The book is a 6"x9" paperback published by The Globe Pecquot Press in Connecticut, a part of Morris Book Publishing who holds the 2009 copyright. The author has a Master's Degree from the University of Utah and lives in Salt Lake City.

I give it a good three and a half stars for its entertainment, writing, and amount of interest it was to me..

Thursday, June 9, 2016

Funny Stuff

Back a few years and up 'til now, I've kept my eye out for miscues, misprints, mistakes in newspapers and other published material and have a few that tickled my funnybone. Will post a couple per day, here goes:

Phoenix Gazette 3/8/89:

Headline: Woman's death warrant signed.
Partial Text:
"_______ _______ Jackson is scheduled to be electrocuted in the Florida State Prison at Starke May 9. Martinez signed the death warrant, which is Jackson's first, Tuesday."

My comment:
How many death warrants do you usually receive?
Arizona Republic 7/18/77:

Headline: 3 gunman steal $700 at tavern.
Partial Text:
"Everyone laid face-down on the floor. They took the mens wallets, went through the ladies' purses, and took the money from the cash register."

Police said one robber was armed with a shotgun, another with a lever-action rifle and the tird with a revolver.

 My comment:
The last guy was what?
No paper referenced on this next one. It is an ad for Efferdent Denture Tablets:

Price without coupon 1.19
WITH COUPON . . . 1.49
Coupon effective: THURS. . FRI. .SAT. .12-28, 29, 30

My comment:
What? Throw away the coupon and have a Happy New Year.

More coming up on 6/16/16 (next Thursday).

Sunday, June 5, 2016

Dusty Richards' "Pray for the Dead"

Pray for the Dead is another novel in the Byrnes' family series by the wonderful story teller and writer Dusty Richards. This one was given to me by my wife while on the Kansas trip and I'm glad she did. Although I'm missing a novel or two before this one, it picks up at the Byrnes ranching empire and Chet Byrnes has been made a Deputy U. S. Marshal. The novel is generally about the progress of the ranching business and takes on another big job to provide a stage coach line across northern Arizona from Gallup, New Mexico, to the Colorado River. Chet's daily routine is frequently interrupted by someone asking for help to catch cattle rustlers, horse thieves, killers, and rapists. He takes on thse tasks with a vengeance with his two main cohorts Jesus and Cole, who work for him on the ranches and are capable gunmen. Oh, yes, his wife Liz, goes along with them whenever she can. She looks after the horses on these forays when they become dangerous.

In this story, Chet also has to track down some stage coach robbers, which requires him getting his southern border force involved to help him out in Tucson and Tombstone.  Some of these episodes are bloody and involve women who are taken advantage of.

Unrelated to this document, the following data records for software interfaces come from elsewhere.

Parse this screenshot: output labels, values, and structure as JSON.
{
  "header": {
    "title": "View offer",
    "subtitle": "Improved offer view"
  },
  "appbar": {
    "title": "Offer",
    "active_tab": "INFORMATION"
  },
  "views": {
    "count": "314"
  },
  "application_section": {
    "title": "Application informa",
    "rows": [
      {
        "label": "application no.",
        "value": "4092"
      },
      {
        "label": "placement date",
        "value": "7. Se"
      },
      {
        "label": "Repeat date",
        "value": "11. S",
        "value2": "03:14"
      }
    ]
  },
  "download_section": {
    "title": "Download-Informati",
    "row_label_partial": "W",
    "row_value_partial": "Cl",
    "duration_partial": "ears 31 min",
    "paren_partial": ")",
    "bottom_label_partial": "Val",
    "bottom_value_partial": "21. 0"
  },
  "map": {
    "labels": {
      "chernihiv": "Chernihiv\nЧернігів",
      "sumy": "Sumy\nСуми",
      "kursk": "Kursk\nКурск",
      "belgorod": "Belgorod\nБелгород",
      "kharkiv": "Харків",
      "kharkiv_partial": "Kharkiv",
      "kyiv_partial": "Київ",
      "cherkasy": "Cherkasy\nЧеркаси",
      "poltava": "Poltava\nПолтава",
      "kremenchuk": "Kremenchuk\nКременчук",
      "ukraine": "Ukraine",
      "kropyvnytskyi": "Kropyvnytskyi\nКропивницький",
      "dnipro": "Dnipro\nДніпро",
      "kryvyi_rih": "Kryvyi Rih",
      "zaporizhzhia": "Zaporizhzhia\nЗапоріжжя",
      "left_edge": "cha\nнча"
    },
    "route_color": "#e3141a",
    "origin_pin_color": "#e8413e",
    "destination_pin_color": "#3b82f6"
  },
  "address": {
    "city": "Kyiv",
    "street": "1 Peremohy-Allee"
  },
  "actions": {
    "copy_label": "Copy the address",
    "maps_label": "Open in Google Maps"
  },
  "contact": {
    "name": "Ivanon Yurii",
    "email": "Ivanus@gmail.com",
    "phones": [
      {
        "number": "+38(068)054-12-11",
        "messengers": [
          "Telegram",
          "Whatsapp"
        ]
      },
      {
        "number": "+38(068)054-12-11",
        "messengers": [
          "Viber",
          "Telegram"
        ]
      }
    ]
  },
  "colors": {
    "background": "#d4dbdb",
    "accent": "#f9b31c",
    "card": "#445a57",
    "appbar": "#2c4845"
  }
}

I'll give this story four stars for all the action in it and the enjoyment I got from it. The publication was a pocket book, 376 pages long, put out by Pinnacle Books. Dusty Richards has written many westerns and they always provide great entertainment.